A special permit must be requested when renting. In this way, the municipality wants to tackle slum landlords and make it easier for first-time buyers to find a home.
Alderman Martijn Balster (Wonen): “Households with a low or middle income have a greater chance of finding a home, because this way they will no longer compete with investors. Homes are for living in and not an object for profit.”
According to a municipal spokesperson, the ban only applies to the future purchase of a home. “We can’t do anything about investors who are already renting out a home.”
Rotterdam will also have a ‘purchase protection’ from 1 January 2022, although this does not apply to the entire city but to sixteen districts. And Amsterdam and Utrecht also want to ban investors from the housing market in this way. In Amsterdam, this would concern homes up to 512,000 euros.
In the past year, one third of all homes sold in the major cities were owned by investors. In The Hague this was even almost 40 percent in some neighborhoods. Investors often over-bid. This makes it impossible for people with a normal income to buy a house to live there themselves.
With the introduction of purchase protection, the municipality will remove approximately 800 affordable owner-occupied homes from the market for investors.
There are a number of exceptions to the ban.
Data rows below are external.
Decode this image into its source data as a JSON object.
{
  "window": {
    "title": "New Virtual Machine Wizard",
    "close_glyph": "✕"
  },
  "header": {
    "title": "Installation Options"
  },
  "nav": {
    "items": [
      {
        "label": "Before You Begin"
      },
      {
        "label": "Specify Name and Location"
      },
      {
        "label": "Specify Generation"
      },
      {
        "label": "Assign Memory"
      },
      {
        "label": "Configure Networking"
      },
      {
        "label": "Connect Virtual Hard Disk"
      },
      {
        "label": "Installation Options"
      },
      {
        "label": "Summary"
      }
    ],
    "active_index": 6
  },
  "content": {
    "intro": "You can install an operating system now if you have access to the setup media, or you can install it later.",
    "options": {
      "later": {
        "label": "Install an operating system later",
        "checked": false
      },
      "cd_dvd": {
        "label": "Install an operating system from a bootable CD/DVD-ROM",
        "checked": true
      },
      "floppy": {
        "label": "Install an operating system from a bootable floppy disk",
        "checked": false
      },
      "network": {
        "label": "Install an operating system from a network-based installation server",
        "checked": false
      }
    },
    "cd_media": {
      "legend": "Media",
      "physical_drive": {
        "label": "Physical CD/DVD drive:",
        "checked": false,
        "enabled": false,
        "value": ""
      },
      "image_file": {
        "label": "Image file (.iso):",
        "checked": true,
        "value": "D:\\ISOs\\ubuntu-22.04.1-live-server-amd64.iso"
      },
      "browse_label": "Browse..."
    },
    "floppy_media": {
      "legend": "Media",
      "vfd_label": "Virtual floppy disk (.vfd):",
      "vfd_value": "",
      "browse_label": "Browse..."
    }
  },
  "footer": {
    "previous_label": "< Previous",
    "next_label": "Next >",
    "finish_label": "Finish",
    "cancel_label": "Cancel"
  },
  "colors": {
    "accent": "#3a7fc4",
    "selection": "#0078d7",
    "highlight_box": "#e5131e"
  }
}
A permit or exemption is granted when renting out to immediate family members (parents, children, brothers and sisters), or when the owner of the home travels for a longer period of time.
The Hague also includes an exemption for housing associations that buy a home to rent out as social housing.
The city council still has to approve the proposal.